You may already have made plans for Lummis Day, scheduled for Sunday, June 5, or you’ve seen the posters and signs. For lifelong residents of Highland Park and Mount Washington, Charles Fletcher Lummis is a household name--a mythical figure comprising equal parts Davy Crockett, Paul Bunyan and Mark Twain.
Recent transplants to the area, though, might not be so familiar with the so-called "grandfather of Arroyo Culture." Others may find themselves asking what, exactly, is Lummis Day?
In case you don’t know about Lummis, or have forgotten, here is my very brief biography. There are many sources of additional biographical stuff about him, and I invite you to look them up.
Charles Fletcher Lummis was born March 1, 1859, in Lynn, MA.
He attended Harvard for a while and was a classmate of Theodore Roosevelt, but dropped out during his senior year.
Lummis gained national fame in 1884 when, at the age of 25, he walked from Cincinnati to Los Angeles in 143 days. He had been hired as a reporter for the Los Angeles Times, then called the Los Angeles Daily Times, and sent weekly dispatches to the paper all about his voyage.
He became the first city editor of the Los Angeles Times.
In 1887 he overworked himself into an apparent stroke that left him partially paralyzed on his left side.
He decided he would attempt to cure himself by moving to New Mexico and vowed to live in the wilderness until he was well. While he was there he got very involved with Indian rights and exposing local corruption.
His efforts made him very popular out there, but when the paralysis "cleared up," he cleared out. He stayed very active in supporting Indian rights.
He returned to Los Angeles to edit Land of Sunshine, a new magazine about the West, which was later renamed Out West. He published works by writers such as John Muir and Jack London.
In 1895 he began building his home, El Alisal, on what is now 200 E. Avenue 43. He built the house on his own from large rocks and telephone poles purchased from the Santa Fe Railroad, river rocks taken right out of the and other found materials. He popularized the Arroyo rockwork style of architecture still prevalent in Highland Park and Mount Washington, as well as the surrounding neighorhoods and towns.
He did a legendary amount of entertaining, through parties he called "noises," for local artists, actors and visiting writers, dignitaries and celebrities. Will Rogers, Theodore Roosevelt, Clarence Darrow, John Philip Sousa, John Muir, Charles Russell and Carl Sandburg all came to visit at El Alisal for those parties/salons. Some even helped him build his house.
The parties often included a Spanish/Mexican/Native American dinner, Spanish dancers, as well as music by a resident Andalusian troubadour.
One cool detail about this house is that the fireplace was carved by Gutzon Borglum, the creator of Mount Rushmore.

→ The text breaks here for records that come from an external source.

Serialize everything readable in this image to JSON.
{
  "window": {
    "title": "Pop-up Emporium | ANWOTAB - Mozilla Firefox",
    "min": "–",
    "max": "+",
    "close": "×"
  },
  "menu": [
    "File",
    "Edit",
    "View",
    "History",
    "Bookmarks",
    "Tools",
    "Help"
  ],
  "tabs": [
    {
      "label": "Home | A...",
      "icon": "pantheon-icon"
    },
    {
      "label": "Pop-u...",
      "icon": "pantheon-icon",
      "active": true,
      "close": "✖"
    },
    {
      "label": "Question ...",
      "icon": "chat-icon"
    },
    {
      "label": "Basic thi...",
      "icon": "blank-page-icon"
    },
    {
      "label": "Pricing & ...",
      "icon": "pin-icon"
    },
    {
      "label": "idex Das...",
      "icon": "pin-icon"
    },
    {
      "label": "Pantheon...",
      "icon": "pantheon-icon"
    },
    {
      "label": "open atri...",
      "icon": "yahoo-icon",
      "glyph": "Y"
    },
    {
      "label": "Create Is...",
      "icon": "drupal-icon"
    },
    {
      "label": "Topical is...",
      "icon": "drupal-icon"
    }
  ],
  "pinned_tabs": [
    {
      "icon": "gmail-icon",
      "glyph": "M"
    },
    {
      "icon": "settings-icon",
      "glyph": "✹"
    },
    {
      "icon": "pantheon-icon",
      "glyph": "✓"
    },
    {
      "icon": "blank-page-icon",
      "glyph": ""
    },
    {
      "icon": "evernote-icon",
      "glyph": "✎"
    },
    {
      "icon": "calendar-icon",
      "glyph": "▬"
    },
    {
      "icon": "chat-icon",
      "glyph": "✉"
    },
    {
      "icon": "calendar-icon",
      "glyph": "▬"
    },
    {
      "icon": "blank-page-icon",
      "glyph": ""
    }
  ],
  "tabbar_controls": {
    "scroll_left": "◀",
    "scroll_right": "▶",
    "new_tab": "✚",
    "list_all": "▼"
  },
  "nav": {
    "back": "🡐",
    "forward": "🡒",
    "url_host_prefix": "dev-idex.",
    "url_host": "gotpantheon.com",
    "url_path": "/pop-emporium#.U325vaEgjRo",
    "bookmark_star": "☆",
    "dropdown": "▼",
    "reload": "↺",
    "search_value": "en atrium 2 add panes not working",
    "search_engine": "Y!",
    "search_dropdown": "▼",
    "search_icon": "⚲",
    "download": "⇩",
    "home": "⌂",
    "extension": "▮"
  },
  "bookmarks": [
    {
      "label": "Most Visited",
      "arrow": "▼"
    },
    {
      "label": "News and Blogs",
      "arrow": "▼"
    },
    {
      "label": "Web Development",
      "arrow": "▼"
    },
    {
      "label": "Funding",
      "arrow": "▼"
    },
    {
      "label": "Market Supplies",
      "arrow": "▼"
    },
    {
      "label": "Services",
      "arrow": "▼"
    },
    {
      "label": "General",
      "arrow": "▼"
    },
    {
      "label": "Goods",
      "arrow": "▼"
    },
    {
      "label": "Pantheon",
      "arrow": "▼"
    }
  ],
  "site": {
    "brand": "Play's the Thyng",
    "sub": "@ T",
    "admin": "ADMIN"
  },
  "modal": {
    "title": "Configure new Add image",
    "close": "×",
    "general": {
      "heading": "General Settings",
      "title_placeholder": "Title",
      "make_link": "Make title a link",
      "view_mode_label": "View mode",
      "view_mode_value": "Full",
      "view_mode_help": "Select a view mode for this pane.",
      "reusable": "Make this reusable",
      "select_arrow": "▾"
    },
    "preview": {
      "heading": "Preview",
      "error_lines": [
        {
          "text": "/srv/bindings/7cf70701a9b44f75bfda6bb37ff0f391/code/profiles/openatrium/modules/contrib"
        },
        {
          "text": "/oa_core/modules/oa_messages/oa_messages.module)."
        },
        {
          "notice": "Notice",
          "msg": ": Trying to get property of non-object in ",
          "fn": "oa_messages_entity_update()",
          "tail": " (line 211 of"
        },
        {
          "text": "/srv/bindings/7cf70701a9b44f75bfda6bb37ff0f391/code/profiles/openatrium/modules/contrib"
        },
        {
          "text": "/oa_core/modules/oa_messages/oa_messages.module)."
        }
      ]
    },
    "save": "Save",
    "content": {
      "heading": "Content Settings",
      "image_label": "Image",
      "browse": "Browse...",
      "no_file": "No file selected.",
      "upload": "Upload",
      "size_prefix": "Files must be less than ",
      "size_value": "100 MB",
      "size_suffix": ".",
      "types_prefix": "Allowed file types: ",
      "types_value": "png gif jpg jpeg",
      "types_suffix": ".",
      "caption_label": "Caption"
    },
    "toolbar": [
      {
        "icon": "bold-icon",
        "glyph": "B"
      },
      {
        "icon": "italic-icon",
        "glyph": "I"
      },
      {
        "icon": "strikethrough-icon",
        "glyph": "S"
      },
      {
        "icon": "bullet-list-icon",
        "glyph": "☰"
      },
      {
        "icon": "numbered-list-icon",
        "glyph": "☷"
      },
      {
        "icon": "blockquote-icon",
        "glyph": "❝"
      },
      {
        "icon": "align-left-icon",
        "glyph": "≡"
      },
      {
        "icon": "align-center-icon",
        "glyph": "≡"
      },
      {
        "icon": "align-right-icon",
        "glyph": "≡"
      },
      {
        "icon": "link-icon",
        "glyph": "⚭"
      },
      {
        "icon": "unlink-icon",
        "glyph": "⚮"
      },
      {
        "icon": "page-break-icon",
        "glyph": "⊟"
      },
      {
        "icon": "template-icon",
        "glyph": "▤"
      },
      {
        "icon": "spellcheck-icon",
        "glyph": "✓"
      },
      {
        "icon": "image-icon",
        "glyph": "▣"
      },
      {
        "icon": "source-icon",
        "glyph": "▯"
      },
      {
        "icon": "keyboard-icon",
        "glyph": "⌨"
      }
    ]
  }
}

In 1904 Lummis became the head librarian of the Los Angeles Public Library.
In 1907, he established the Southwest Museum, which opened in August 1914.
He also headed the Sequoya League, which supported Indian rights, and the Landmarks Club, which was largely responsible for restoring the Spanish missions.
Lummis lived in El Alisal until his death in 1928.
There's much more to learn about Lummis and a fine way to continue your studies is to attend the Lummis Day festivities. The event is split between two locations. A poetry reading and a print show will take place between 10:30 a.m. and 5 p.m. at El Alisal. A few blocks away, at the , a party the likes of which would make Lummis Proud is scheduled. There will be music, dance, food and an array of community vendors.
Enjoy Lummis Day, but don't work too hard trying to do it all. You don't want to end up in New Mexico, waiting for your stroke induce paralysis to clear up.